Each line of the listing that includes "summary" should be reported.

== Segment start ==

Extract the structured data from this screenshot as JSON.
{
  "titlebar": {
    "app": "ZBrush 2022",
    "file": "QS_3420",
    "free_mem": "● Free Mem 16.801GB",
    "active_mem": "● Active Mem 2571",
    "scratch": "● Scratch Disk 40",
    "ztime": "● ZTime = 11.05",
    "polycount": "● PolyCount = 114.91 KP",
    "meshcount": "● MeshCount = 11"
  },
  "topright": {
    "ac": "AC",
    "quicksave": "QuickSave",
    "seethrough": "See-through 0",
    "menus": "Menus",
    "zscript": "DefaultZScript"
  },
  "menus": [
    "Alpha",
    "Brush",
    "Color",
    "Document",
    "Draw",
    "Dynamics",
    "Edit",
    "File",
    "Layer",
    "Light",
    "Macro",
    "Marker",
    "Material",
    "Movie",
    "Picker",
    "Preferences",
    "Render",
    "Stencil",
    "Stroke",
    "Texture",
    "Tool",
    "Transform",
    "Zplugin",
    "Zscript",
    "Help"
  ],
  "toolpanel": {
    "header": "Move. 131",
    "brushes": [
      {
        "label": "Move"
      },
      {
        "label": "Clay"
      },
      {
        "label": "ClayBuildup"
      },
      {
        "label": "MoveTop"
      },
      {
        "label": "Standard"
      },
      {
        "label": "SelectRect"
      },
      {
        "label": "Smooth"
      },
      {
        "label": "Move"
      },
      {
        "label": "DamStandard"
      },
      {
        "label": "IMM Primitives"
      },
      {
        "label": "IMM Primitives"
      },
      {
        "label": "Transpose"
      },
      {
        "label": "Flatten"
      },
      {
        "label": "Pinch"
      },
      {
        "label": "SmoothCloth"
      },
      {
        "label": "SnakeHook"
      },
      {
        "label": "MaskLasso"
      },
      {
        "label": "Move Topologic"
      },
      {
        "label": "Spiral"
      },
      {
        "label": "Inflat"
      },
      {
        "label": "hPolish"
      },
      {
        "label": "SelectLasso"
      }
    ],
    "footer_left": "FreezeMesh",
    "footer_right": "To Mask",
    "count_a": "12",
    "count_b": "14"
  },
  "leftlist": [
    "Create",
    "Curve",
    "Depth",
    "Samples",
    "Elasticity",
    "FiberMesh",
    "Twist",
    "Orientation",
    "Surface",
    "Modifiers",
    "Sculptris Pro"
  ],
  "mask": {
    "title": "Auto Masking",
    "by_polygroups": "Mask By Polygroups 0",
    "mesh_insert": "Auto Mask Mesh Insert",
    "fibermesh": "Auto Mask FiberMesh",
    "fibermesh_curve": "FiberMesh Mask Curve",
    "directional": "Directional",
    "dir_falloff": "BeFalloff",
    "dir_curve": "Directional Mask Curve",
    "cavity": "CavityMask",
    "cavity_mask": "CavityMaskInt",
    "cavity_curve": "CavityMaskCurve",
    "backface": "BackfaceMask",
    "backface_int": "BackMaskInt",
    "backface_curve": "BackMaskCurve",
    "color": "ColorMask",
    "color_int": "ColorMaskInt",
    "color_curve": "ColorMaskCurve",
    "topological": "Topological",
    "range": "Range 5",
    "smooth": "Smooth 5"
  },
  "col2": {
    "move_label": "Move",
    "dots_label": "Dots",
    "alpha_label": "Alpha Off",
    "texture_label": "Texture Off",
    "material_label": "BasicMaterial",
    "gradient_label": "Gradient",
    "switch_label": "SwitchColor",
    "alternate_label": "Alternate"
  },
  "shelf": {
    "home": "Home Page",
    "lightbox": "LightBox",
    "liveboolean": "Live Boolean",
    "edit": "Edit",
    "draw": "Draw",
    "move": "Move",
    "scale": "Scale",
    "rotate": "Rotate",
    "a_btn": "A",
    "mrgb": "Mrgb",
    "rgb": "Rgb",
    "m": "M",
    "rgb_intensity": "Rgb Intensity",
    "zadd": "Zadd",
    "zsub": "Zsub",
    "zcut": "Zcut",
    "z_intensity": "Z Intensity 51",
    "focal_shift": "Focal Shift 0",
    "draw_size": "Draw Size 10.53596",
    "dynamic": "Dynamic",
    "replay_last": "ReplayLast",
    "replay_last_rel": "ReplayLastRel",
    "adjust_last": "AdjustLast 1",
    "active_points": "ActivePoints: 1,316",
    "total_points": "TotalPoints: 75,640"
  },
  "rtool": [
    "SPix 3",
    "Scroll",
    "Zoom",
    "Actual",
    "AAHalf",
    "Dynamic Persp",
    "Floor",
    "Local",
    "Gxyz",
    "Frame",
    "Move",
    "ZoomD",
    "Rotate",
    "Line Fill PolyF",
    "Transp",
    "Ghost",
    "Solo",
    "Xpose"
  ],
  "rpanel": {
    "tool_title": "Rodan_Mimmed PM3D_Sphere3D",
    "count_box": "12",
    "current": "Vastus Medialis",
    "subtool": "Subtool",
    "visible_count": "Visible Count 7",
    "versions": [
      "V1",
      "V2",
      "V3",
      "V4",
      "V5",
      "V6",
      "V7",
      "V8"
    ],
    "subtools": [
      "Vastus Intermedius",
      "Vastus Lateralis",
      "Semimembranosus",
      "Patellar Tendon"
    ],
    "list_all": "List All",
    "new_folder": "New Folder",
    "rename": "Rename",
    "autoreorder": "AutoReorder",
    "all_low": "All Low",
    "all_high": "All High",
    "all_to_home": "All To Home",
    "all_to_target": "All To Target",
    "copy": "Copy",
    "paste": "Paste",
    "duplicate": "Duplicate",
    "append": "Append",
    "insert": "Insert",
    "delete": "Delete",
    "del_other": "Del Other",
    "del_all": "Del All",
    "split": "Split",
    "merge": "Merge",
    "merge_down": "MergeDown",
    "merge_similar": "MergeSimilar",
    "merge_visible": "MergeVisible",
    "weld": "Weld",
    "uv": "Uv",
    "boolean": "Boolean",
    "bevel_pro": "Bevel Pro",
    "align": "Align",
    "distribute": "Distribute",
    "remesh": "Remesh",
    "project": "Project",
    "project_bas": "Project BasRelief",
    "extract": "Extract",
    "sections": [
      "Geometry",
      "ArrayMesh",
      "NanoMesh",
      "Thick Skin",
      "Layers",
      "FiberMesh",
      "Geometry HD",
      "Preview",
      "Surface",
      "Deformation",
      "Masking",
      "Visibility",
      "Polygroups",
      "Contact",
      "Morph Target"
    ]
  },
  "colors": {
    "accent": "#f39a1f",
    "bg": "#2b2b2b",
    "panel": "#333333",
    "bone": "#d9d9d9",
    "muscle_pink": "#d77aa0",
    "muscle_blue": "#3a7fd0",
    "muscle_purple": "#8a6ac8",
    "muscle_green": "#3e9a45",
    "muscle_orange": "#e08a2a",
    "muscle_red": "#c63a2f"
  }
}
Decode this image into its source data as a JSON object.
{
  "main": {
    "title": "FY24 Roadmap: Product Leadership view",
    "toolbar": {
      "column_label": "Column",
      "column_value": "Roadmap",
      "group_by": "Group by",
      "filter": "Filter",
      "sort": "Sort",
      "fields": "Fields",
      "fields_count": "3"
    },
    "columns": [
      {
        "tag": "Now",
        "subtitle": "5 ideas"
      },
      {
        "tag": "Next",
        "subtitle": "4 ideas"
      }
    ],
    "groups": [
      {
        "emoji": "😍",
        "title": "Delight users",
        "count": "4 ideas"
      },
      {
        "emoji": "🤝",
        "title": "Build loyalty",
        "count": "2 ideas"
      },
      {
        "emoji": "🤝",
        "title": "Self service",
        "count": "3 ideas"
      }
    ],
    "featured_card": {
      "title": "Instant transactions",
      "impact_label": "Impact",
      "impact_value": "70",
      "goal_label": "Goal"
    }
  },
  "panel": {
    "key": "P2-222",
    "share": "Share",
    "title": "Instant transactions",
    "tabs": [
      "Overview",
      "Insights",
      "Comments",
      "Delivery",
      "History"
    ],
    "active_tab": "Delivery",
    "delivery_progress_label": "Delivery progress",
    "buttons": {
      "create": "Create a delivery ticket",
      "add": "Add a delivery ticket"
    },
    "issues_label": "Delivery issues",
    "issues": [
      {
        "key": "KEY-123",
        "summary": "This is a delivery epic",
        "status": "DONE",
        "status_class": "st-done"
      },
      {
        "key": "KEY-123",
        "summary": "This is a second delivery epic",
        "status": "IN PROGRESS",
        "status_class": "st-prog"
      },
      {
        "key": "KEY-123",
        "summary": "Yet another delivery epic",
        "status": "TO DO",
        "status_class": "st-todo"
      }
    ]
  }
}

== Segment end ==

• **Solution below**:
        "summary": "This is a delivery epic",
        "summary": "This is a second delivery epic",
        "summary": "Yet another delivery epic",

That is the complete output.